What to work on:
Output the records precisely as they stand. Pictures are to be skipped.
^^^^
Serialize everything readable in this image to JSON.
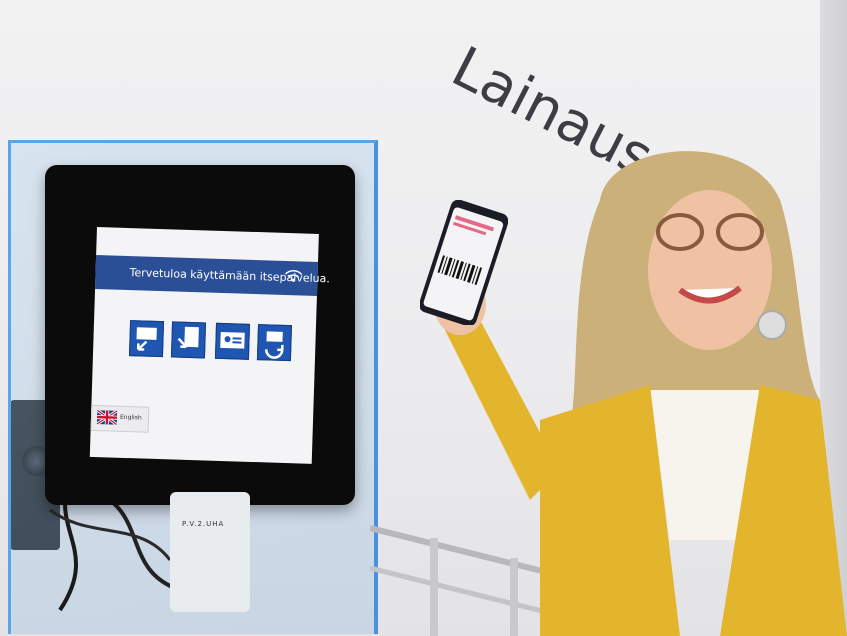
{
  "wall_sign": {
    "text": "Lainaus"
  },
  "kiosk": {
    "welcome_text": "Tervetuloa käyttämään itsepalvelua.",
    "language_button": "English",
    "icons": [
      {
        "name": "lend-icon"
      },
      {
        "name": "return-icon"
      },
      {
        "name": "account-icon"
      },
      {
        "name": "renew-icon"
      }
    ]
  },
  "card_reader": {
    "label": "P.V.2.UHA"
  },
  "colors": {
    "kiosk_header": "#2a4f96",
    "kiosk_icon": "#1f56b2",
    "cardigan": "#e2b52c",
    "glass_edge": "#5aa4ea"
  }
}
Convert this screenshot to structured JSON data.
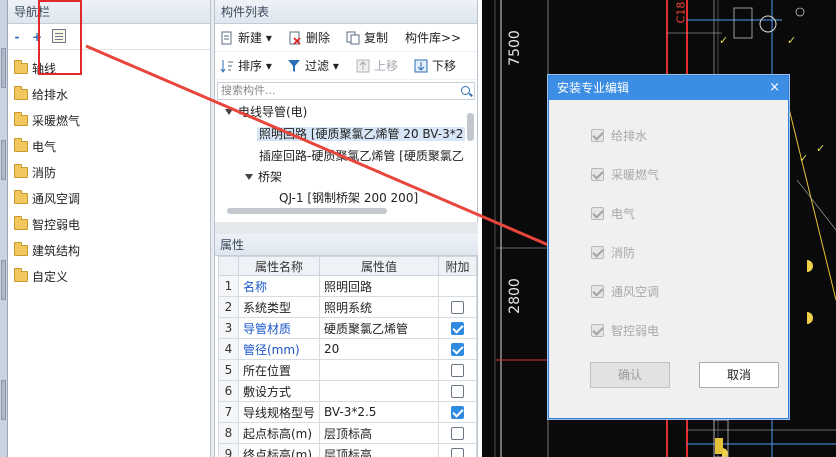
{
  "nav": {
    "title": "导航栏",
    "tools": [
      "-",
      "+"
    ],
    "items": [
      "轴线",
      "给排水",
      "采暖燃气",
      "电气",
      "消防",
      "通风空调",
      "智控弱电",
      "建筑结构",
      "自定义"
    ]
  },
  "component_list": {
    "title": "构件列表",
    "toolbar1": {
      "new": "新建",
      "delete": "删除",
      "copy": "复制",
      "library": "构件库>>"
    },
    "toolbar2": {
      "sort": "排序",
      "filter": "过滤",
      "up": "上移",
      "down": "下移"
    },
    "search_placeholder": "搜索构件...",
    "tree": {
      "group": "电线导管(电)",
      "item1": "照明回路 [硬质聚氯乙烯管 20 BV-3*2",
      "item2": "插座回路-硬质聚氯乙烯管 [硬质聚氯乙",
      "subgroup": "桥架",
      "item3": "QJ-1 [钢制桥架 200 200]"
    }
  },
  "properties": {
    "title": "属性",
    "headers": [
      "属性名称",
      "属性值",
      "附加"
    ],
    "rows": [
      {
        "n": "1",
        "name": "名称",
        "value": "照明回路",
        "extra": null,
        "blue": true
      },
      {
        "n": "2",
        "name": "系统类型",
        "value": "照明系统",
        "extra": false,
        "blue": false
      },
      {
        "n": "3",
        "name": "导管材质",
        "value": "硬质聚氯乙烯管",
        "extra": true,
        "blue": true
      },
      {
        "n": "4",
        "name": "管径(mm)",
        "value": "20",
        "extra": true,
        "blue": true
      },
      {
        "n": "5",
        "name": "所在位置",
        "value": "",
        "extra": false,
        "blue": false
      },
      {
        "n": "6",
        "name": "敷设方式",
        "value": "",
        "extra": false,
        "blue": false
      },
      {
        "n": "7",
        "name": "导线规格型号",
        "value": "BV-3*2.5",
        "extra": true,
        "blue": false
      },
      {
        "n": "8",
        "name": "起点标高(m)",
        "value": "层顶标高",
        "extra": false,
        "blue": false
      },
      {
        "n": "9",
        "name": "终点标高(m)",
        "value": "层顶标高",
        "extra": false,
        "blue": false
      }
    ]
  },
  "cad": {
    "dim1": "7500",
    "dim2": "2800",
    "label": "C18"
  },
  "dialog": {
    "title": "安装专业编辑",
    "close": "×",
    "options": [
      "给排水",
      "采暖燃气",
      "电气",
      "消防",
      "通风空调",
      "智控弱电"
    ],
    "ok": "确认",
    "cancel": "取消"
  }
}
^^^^
Final answer:
Serialize everything readable in this image to JSON.
{
  "wall_sign": {
    "text": "Lainaus"
  },
  "kiosk": {
    "welcome_text": "Tervetuloa käyttämään itsepalvelua.",
    "language_button": "English",
    "icons": [
      {
        "name": "lend-icon"
      },
      {
        "name": "return-icon"
      },
      {
        "name": "account-icon"
      },
      {
        "name": "renew-icon"
      }
    ]
  },
  "card_reader": {
    "label": "P.V.2.UHA"
  },
  "colors": {
    "kiosk_header": "#2a4f96",
    "kiosk_icon": "#1f56b2",
    "cardigan": "#e2b52c",
    "glass_edge": "#5aa4ea"
  }
}
Convert this screenshot to structured JSON data.
{
  "nav": {
    "title": "导航栏",
    "tools": [
      "-",
      "+"
    ],
    "items": [
      "轴线",
      "给排水",
      "采暖燃气",
      "电气",
      "消防",
      "通风空调",
      "智控弱电",
      "建筑结构",
      "自定义"
    ]
  },
  "component_list": {
    "title": "构件列表",
    "toolbar1": {
      "new": "新建",
      "delete": "删除",
      "copy": "复制",
      "library": "构件库>>"
    },
    "toolbar2": {
      "sort": "排序",
      "filter": "过滤",
      "up": "上移",
      "down": "下移"
    },
    "search_placeholder": "搜索构件...",
    "tree": {
      "group": "电线导管(电)",
      "item1": "照明回路 [硬质聚氯乙烯管 20 BV-3*2",
      "item2": "插座回路-硬质聚氯乙烯管 [硬质聚氯乙",
      "subgroup": "桥架",
      "item3": "QJ-1 [钢制桥架 200 200]"
    }
  },
  "properties": {
    "title": "属性",
    "headers": [
      "属性名称",
      "属性值",
      "附加"
    ],
    "rows": [
      {
        "n": "1",
        "name": "名称",
        "value": "照明回路",
        "extra": null,
        "blue": true
      },
      {
        "n": "2",
        "name": "系统类型",
        "value": "照明系统",
        "extra": false,
        "blue": false
      },
      {
        "n": "3",
        "name": "导管材质",
        "value": "硬质聚氯乙烯管",
        "extra": true,
        "blue": true
      },
      {
        "n": "4",
        "name": "管径(mm)",
        "value": "20",
        "extra": true,
        "blue": true
      },
      {
        "n": "5",
        "name": "所在位置",
        "value": "",
        "extra": false,
        "blue": false
      },
      {
        "n": "6",
        "name": "敷设方式",
        "value": "",
        "extra": false,
        "blue": false
      },
      {
        "n": "7",
        "name": "导线规格型号",
        "value": "BV-3*2.5",
        "extra": true,
        "blue": false
      },
      {
        "n": "8",
        "name": "起点标高(m)",
        "value": "层顶标高",
        "extra": false,
        "blue": false
      },
      {
        "n": "9",
        "name": "终点标高(m)",
        "value": "层顶标高",
        "extra": false,
        "blue": false
      }
    ]
  },
  "cad": {
    "dim1": "7500",
    "dim2": "2800",
    "label": "C18"
  },
  "dialog": {
    "title": "安装专业编辑",
    "close": "×",
    "options": [
      "给排水",
      "采暖燃气",
      "电气",
      "消防",
      "通风空调",
      "智控弱电"
    ],
    "ok": "确认",
    "cancel": "取消"
  }
}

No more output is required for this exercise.